Respecting sacred traditions

The sacred traditions are a class of writings in several of the world religions that by their adherents are considered secondary only to revealed books like the Bible, the Koran or the Vedas. The sacred traditions arise due to oral transmission of the words of the founder, spoken usually after the giving of the revealed book, or they are words of subsequent great masters. Eventually written down, such traditions are ascribed to Moses, Buddha, Jesus, Mohammed and other figures. Typical traditional texts are in the Sunna and Hadith of Islam; in the Creeds, Apostolic Canons and some other early Church writings in Christianity; in the Sayings of the Fathers and the Talmud in Judaism, and in the smitri of Hinduism. All the earliest books of Buddhism, however, may be considered traditional, as there was no one revealed text ever published. In most instances of sacred tradition the books are considered 'binding' on believers in respect to their teachings.
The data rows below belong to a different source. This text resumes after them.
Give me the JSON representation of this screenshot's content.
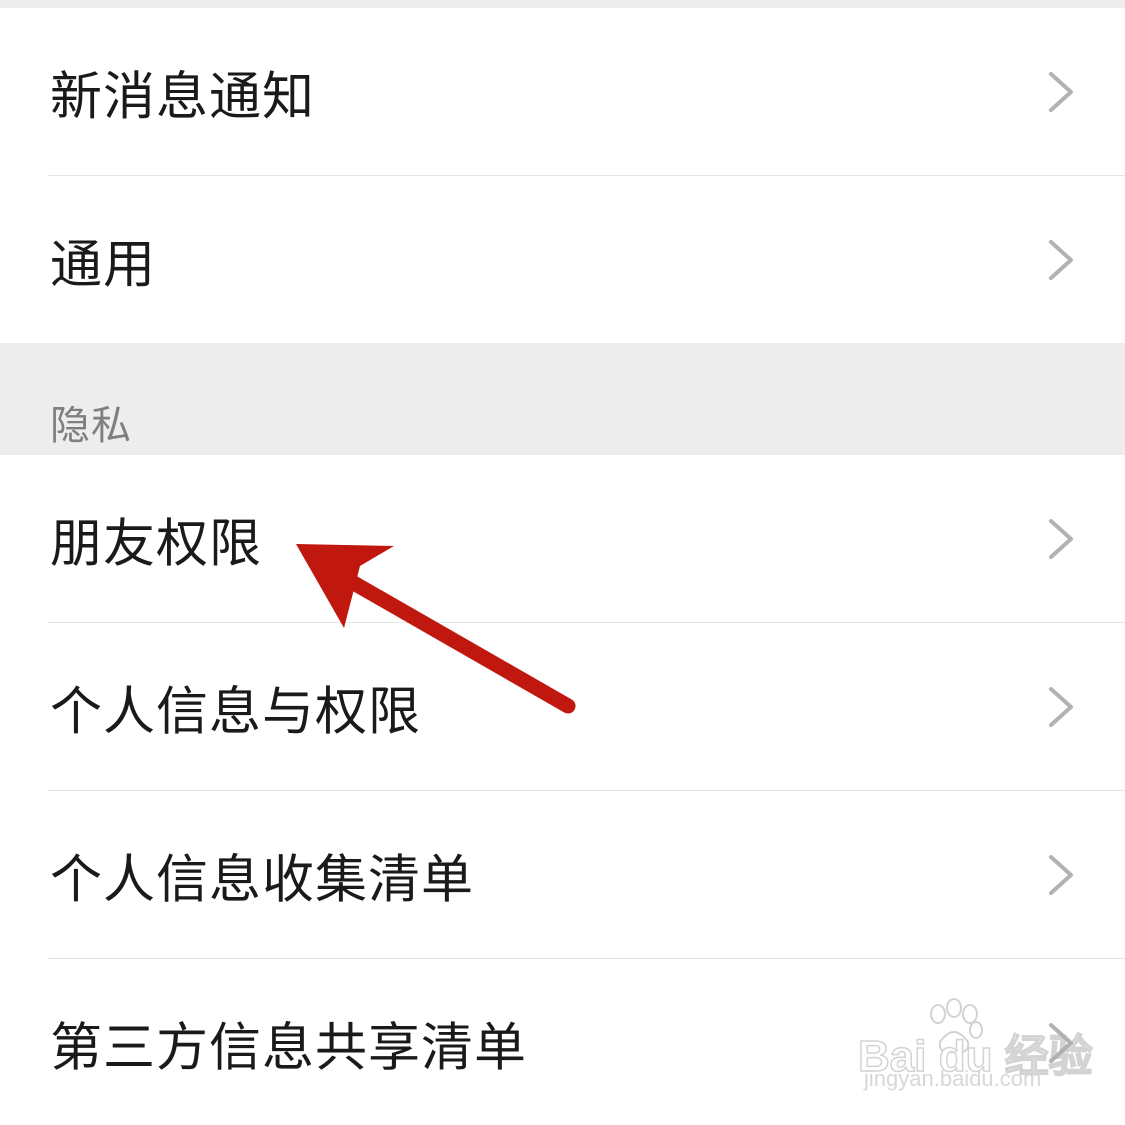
{
  "settings": {
    "group1": [
      {
        "label": "新消息通知"
      },
      {
        "label": "通用"
      }
    ],
    "privacy_header": "隐私",
    "group2": [
      {
        "label": "朋友权限"
      },
      {
        "label": "个人信息与权限"
      },
      {
        "label": "个人信息收集清单"
      },
      {
        "label": "第三方信息共享清单"
      }
    ]
  },
  "annotation": {
    "arrow_color": "#c0170f",
    "points_to": "朋友权限"
  },
  "watermark": {
    "brand": "Bai du 经验",
    "url": "jingyan.baidu.com"
  },
  "colors": {
    "background": "#ffffff",
    "section_bg": "#ededed",
    "text": "#1a1a1a",
    "secondary_text": "#7f7f7f",
    "chevron": "#b2b2b2",
    "divider": "#e5e5e5"
  },
  "icons": {
    "row_chevron": "chevron-right-icon",
    "watermark_logo": "paw-icon"
  }
}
All human discoveries seem to be made only for the purpose of confirming more and more strongly the truths that come on high and are contained in sacred writings. (John F Herschel).
Type Classification:
D: Detailed strategies